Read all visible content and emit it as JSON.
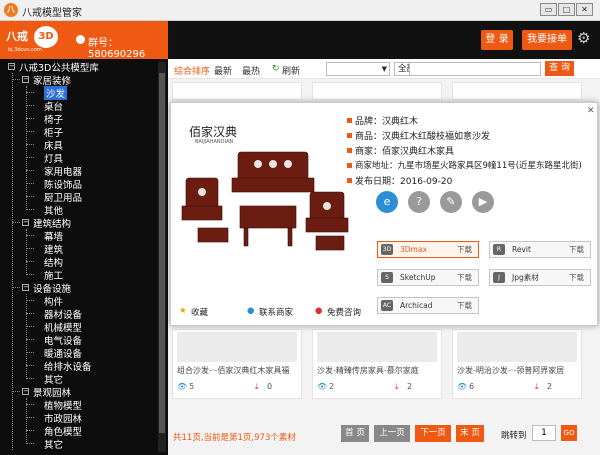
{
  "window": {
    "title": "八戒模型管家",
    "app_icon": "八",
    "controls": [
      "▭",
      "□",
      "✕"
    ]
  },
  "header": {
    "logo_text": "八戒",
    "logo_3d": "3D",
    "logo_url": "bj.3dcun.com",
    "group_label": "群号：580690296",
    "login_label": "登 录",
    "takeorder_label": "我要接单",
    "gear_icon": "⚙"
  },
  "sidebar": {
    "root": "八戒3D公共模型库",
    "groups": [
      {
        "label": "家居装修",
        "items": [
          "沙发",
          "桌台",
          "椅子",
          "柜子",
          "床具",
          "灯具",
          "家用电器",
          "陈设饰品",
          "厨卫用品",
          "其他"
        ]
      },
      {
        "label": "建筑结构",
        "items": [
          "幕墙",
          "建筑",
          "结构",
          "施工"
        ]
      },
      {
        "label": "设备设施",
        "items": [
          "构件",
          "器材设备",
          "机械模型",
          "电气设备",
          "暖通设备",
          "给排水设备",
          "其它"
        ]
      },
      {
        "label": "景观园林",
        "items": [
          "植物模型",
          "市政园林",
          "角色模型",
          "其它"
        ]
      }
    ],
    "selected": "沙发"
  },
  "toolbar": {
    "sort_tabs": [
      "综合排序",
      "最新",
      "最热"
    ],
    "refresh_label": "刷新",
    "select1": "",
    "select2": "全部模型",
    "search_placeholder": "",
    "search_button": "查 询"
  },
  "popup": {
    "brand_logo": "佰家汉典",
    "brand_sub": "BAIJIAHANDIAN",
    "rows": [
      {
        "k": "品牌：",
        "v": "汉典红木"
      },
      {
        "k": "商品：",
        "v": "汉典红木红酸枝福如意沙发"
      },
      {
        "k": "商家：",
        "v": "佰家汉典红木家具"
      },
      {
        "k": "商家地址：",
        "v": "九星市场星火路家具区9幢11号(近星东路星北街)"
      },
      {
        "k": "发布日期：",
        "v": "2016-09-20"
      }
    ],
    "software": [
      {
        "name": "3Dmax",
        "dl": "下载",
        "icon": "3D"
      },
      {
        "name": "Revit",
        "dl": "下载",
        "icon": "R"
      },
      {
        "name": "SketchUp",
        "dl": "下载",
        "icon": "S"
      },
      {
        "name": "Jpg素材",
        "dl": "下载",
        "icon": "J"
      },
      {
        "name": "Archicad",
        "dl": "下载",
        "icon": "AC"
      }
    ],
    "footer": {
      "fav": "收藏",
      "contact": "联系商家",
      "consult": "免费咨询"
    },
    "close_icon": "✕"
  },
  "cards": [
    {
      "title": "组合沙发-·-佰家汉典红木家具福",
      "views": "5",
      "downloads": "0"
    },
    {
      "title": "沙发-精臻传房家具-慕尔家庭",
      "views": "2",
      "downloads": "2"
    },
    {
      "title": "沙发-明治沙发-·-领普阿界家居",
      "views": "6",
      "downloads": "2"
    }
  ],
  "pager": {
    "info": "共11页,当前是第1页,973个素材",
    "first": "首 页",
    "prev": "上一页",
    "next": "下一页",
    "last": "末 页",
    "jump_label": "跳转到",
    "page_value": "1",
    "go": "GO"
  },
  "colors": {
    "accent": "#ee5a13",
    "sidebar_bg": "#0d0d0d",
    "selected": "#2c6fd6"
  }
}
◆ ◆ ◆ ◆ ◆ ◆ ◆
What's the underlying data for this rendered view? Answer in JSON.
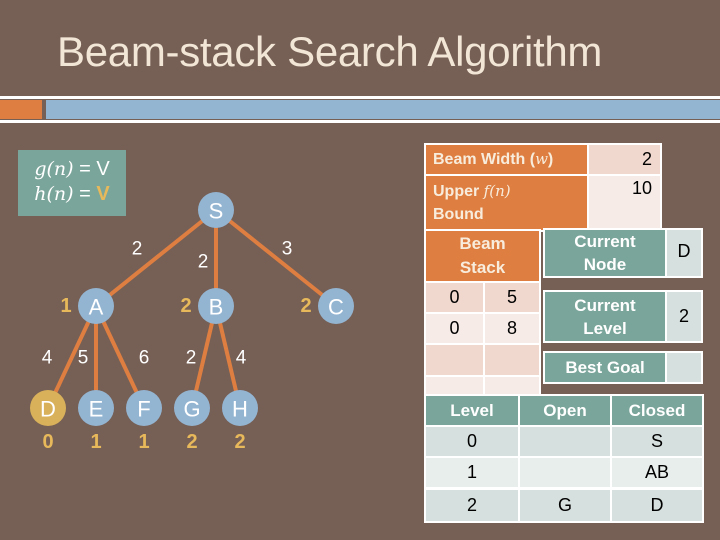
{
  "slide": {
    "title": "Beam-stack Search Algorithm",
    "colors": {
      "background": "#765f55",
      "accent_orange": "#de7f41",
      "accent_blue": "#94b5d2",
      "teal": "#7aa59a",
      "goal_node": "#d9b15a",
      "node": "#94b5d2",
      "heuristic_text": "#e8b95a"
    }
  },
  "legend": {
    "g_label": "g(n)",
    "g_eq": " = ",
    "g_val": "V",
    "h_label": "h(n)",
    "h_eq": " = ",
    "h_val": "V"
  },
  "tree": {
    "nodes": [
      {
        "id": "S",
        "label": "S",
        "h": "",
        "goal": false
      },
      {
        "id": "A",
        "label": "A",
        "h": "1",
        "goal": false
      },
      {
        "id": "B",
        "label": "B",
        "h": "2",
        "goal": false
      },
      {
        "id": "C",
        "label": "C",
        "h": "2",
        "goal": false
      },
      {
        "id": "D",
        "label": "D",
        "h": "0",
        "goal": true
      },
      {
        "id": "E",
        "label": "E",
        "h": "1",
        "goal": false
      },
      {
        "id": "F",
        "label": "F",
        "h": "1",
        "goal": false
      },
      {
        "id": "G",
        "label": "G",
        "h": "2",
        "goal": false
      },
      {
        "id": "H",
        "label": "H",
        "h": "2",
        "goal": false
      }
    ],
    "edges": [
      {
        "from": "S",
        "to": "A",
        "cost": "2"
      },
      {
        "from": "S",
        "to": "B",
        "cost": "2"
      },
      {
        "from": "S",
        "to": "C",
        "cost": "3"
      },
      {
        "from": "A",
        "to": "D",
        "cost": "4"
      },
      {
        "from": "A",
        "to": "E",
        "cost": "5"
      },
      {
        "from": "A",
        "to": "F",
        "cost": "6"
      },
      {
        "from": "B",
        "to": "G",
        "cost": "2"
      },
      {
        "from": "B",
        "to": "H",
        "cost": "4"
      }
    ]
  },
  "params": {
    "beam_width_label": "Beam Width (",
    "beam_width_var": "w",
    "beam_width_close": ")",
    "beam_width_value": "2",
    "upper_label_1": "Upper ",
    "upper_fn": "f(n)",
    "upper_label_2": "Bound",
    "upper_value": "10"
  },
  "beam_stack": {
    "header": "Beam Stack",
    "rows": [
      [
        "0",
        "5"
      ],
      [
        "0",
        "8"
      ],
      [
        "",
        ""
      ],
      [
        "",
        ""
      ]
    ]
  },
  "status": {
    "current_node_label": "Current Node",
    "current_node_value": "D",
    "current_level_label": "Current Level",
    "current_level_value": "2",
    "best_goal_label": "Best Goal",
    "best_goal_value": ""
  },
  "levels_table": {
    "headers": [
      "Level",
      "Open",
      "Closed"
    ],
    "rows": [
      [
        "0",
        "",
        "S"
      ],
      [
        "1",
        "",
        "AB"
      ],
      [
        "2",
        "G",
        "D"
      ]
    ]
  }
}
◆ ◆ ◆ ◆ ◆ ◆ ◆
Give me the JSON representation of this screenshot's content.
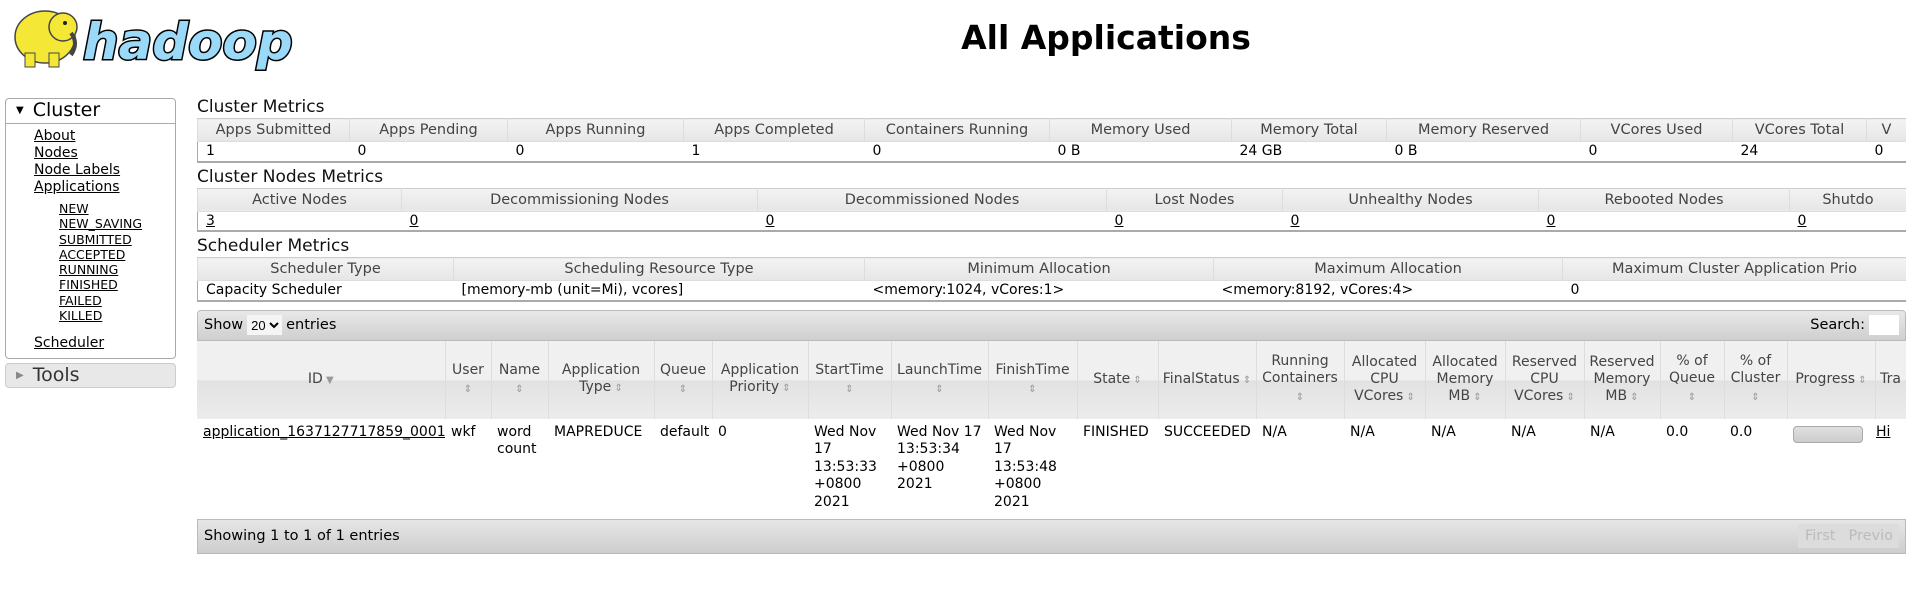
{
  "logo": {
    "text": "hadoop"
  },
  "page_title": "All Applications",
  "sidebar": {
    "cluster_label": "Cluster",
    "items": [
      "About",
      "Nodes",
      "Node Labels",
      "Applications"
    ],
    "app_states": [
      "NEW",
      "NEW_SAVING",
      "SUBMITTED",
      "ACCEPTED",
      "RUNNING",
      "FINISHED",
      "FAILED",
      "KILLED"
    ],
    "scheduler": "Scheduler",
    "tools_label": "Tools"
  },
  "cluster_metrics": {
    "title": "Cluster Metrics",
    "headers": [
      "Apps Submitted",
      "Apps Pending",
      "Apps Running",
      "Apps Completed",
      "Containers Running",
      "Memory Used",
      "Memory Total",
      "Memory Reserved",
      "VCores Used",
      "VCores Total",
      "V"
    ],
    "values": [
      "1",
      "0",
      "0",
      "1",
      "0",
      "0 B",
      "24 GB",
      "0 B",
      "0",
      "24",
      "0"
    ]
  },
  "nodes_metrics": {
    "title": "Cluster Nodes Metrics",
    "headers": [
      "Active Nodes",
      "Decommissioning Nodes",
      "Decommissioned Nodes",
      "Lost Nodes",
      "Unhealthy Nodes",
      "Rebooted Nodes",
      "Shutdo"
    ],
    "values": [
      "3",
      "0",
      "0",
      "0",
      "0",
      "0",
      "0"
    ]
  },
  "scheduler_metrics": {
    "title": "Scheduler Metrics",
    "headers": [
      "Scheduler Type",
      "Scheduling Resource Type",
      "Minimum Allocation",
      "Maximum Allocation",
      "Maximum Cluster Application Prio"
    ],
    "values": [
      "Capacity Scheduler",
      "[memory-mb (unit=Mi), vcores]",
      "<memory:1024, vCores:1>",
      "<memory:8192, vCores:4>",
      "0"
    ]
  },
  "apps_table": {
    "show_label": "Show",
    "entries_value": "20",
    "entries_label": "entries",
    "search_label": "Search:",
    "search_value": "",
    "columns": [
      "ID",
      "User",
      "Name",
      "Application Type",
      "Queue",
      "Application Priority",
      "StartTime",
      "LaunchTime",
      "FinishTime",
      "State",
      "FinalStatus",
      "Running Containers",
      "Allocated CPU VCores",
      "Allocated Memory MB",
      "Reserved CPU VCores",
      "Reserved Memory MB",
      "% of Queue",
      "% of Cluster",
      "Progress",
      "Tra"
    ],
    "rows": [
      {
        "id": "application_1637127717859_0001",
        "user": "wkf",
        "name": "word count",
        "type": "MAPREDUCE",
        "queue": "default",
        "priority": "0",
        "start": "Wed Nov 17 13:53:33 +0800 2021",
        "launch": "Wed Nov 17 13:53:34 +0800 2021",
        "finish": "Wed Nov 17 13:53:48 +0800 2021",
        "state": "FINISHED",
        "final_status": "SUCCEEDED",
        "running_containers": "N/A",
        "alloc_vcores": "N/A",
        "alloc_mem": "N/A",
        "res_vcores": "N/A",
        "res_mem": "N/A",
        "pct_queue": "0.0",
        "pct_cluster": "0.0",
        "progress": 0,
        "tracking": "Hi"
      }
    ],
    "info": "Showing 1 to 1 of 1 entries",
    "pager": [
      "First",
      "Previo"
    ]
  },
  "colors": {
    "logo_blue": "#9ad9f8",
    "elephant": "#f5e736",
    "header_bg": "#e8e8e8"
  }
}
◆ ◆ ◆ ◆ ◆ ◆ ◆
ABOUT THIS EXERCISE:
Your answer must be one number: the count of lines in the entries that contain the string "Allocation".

ANSWER BELOW:
2